“There is no simple way to protect your individual tasks from each other,” he said. “You need to allocate a PMP region in the core to protect each peripheral, and there are just not that many regions in the core. The key to solving these issues is, the adoption of open hardware and software security solutions, so we can have a shared security scheme.”
Axiado agrees with Nativel, basing its approach on the holistic RISC-V platform. Rather than focus on a single point of protection, e.g., a device or a server, Axiado wants to place their protection at the edge of the cloud, between the device and the server, so it isolates one infected device from the rest of the network and prevents other points from infection as well
To address the forensics, Sirineni said the company is developing a “golden boot,” for defense, and artificial intelligence that can detect an attack before it can enter the network, as well as evaluate member’s usage. “For example, if the system detects a member suddenly increases the number of emails sent in a given period, it can isolate the account to determine if it has been hacked.” Sirineni calls this “redefining zero-trust.”

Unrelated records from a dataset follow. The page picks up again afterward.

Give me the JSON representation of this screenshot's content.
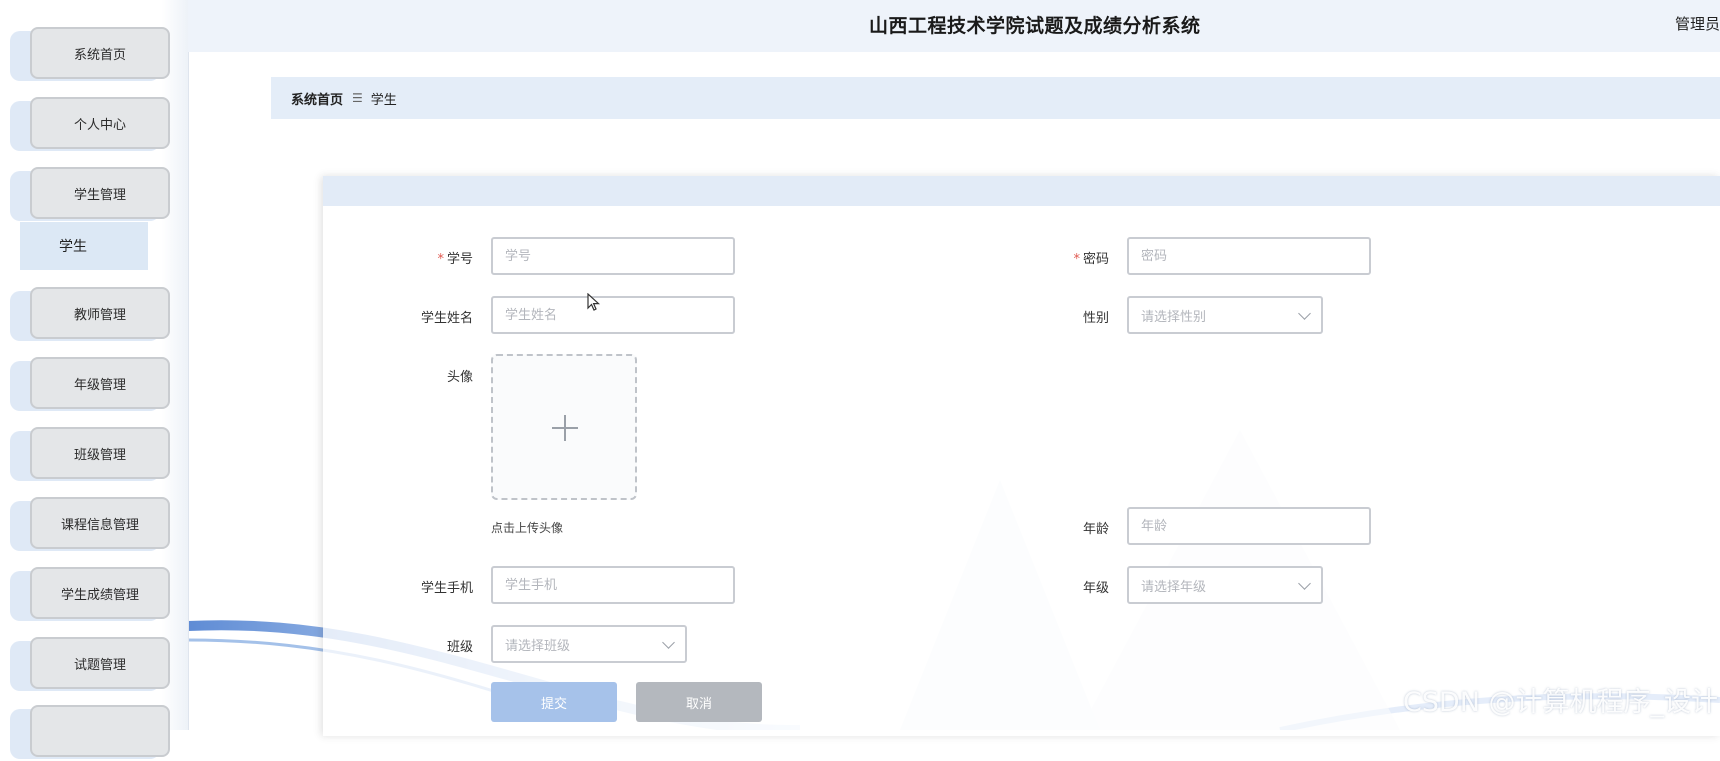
{
  "app": {
    "title": "山西工程技术学院试题及成绩分析系统",
    "user": "管理员"
  },
  "sidebar": {
    "items": [
      {
        "label": "系统首页"
      },
      {
        "label": "个人中心"
      },
      {
        "label": "学生管理"
      },
      {
        "label": "教师管理"
      },
      {
        "label": "年级管理"
      },
      {
        "label": "班级管理"
      },
      {
        "label": "课程信息管理"
      },
      {
        "label": "学生成绩管理"
      },
      {
        "label": "试题管理"
      }
    ],
    "subitem": {
      "label": "学生"
    }
  },
  "breadcrumb": {
    "home": "系统首页",
    "separator": "☰",
    "current": "学生"
  },
  "form": {
    "student_no": {
      "label": "学号",
      "placeholder": "学号"
    },
    "password": {
      "label": "密码",
      "placeholder": "密码"
    },
    "student_name": {
      "label": "学生姓名",
      "placeholder": "学生姓名"
    },
    "gender": {
      "label": "性别",
      "placeholder": "请选择性别"
    },
    "avatar": {
      "label": "头像",
      "hint": "点击上传头像"
    },
    "age": {
      "label": "年龄",
      "placeholder": "年龄"
    },
    "phone": {
      "label": "学生手机",
      "placeholder": "学生手机"
    },
    "grade": {
      "label": "年级",
      "placeholder": "请选择年级"
    },
    "class": {
      "label": "班级",
      "placeholder": "请选择班级"
    },
    "submit_label": "提交",
    "cancel_label": "取消"
  },
  "watermark": "CSDN @计算机程序_设计",
  "colors": {
    "accent": "#a6c2ea",
    "required": "#e0584f",
    "header_bg": "#eef3fa"
  }
}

The term “zero-trust” was coined in 2010 by John Kindervag, then an analyst at Forrester Research Inc. and currently the field Chief Technical Officer (CTO), Palo Alto Networks. Google was the first company to adopt the term saying they had implemented it throughout their network, and we all know how well that is working out. It is an industry buzzword and my own pet peeve every time it is rolled out in a presentation is because we are nowhere near close to actually being able to implement it anywhere. Security functions through the internet are too easy for users and hackers to circumvent.
Nativel said SiFive’s IoT customers are getting closer to demanding security-hardened devices and systems no matter what it does to performance but, still, the problem of legacy systems with access to most networks is almost insurmountable, especially in the medical industry. It is hoped that companies like Axiado, can enforce security without an international move to eliminate the legacies.
This article originally appeared at sister publication EEWeb.